Frank Colver
Newport Beach

H.B. housing needs aren’t avoidable

What makes Huntington Beach Mayor Tony Strickland think that by abiding the state’s mandate to provide an adequate amount of affordable housing (13,368 new units by 2029) will result in the urbanization of Surf City? And from where does the “95% built out” statistic that Strickland cites come?

The option to providing affordable housing to people appears to be a city full of people without housing pushing shopping carts filled with their belongings or panhandling on street corners.

Let’s build the affordable housing required by state law. Without such livable accommodations what we are witnessing is the third-worldization of our seaside community.

Ben Miles
Huntington Beach

Once again, Patrice Apodaca chimes in with a column critical of Huntington Beach civic affairs and this time it all rings true. While her city of residence (Newport Beach) is not immune to right-wing shenanigans, she exposes our brand here as more uncouth and obstreperous. Apodaca refers to “ignoble moves” by the new City Council majority who do indeed suffer from “lockjaw of the mind” syndrome.

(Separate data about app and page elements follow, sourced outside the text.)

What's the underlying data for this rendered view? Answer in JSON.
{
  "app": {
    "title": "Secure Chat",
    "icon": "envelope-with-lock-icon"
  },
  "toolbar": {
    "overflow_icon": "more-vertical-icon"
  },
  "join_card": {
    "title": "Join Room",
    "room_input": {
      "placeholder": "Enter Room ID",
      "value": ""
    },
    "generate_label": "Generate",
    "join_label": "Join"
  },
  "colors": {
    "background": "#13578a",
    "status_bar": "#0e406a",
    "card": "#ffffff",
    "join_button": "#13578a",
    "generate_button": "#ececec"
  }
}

She mentions the penalties and punishment the state can mete out, which could cripple our progress and place us in an adversarial and unsustainable position regarding our future housing needs. The pugilistic grandstanding of the council majority and their not so “Rocky-like” hero, City Atty. Michael Gates, is doing nothing to solve our affordable housing dilemma caused by past conservative council majorities in the first place. I sense either a KO or a TKO looming. The citizenry is being victimized by both the state and its own local government. Apodaca states that change is inevitable once the intolerant “narrow vision” of the current council majority is exposed for its dearth of true leadership and inability to tackle our problems and needs. I respond “Is that before or after it runs our city into the ground?”

Tim Geddes
Huntington Beach

Support our coverage by becoming a digital subscriber.